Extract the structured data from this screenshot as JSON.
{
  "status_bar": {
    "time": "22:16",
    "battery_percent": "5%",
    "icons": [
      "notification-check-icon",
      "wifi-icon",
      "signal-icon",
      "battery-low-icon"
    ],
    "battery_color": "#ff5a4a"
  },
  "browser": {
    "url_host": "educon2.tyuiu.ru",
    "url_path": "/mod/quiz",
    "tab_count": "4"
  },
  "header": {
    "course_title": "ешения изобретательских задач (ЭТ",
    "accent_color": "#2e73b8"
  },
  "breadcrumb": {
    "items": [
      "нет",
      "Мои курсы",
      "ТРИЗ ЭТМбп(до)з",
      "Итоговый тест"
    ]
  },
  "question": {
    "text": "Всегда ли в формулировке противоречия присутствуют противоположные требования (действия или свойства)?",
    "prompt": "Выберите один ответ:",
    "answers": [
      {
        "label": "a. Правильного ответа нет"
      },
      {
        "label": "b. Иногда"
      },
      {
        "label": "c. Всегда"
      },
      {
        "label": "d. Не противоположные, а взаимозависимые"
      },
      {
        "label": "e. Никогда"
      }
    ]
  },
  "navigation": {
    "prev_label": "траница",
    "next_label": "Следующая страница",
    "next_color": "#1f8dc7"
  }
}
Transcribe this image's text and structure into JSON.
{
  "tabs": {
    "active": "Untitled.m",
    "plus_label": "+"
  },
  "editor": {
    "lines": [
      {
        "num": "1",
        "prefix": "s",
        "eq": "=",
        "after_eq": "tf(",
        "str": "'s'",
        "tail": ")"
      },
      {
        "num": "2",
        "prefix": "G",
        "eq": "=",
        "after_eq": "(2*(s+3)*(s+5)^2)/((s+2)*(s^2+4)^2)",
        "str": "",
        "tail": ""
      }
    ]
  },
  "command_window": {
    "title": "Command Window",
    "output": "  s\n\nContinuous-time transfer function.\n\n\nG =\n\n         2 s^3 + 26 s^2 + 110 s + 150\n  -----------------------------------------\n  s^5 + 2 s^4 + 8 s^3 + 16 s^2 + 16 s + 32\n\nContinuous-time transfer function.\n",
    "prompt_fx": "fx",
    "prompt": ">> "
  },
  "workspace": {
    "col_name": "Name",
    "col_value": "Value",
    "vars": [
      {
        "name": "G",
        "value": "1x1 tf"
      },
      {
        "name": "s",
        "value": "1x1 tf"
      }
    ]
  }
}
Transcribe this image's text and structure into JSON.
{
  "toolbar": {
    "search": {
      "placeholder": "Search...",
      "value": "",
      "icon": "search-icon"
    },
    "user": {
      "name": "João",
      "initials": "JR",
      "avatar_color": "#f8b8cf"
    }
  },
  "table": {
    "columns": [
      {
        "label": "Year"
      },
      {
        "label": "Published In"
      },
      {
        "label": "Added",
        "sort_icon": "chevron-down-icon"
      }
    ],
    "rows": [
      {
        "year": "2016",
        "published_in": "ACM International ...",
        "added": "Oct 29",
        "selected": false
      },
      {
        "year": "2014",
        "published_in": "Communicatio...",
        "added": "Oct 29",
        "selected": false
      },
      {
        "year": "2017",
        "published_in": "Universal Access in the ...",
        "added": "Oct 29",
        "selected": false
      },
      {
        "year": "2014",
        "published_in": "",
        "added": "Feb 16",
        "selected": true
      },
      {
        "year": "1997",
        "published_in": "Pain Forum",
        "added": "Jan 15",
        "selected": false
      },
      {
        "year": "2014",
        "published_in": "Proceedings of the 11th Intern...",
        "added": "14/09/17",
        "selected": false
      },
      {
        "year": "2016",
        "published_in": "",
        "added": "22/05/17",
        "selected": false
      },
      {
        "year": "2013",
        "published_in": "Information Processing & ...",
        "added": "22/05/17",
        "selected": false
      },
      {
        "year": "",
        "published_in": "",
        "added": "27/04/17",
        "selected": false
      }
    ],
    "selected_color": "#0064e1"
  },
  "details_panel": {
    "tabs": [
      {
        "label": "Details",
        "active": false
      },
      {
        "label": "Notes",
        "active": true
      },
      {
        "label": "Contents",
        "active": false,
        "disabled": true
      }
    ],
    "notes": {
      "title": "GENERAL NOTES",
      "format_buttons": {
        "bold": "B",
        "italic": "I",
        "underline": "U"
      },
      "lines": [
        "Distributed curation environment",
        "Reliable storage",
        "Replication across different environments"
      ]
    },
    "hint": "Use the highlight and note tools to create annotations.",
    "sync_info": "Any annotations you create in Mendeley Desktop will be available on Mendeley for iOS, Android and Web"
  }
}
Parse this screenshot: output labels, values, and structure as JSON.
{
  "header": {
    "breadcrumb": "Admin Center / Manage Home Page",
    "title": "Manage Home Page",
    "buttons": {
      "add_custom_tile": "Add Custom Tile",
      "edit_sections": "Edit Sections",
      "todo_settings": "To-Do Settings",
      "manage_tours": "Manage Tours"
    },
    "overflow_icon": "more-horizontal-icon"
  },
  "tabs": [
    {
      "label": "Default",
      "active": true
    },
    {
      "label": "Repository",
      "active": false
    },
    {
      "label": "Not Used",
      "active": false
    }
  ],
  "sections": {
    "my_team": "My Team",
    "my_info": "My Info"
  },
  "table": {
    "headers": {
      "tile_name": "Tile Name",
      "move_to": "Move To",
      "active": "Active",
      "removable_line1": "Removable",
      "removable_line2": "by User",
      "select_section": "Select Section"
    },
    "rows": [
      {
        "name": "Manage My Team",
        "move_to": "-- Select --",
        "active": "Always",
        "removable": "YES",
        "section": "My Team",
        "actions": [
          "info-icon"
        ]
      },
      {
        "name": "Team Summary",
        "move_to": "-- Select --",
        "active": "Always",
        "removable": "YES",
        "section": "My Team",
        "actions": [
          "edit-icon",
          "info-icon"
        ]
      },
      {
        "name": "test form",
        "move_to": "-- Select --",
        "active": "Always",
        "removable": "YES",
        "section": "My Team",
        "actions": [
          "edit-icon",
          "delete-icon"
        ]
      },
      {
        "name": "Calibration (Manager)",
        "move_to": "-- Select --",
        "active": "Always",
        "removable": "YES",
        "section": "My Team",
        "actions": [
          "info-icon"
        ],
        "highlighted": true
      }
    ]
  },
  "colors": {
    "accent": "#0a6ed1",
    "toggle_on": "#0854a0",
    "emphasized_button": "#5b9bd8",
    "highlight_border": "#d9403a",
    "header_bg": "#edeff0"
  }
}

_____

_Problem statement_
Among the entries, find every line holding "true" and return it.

_Solution to the problem_
        "selected": true
        "active": true
        "disabled": true
      "active": true
        "highlighted": true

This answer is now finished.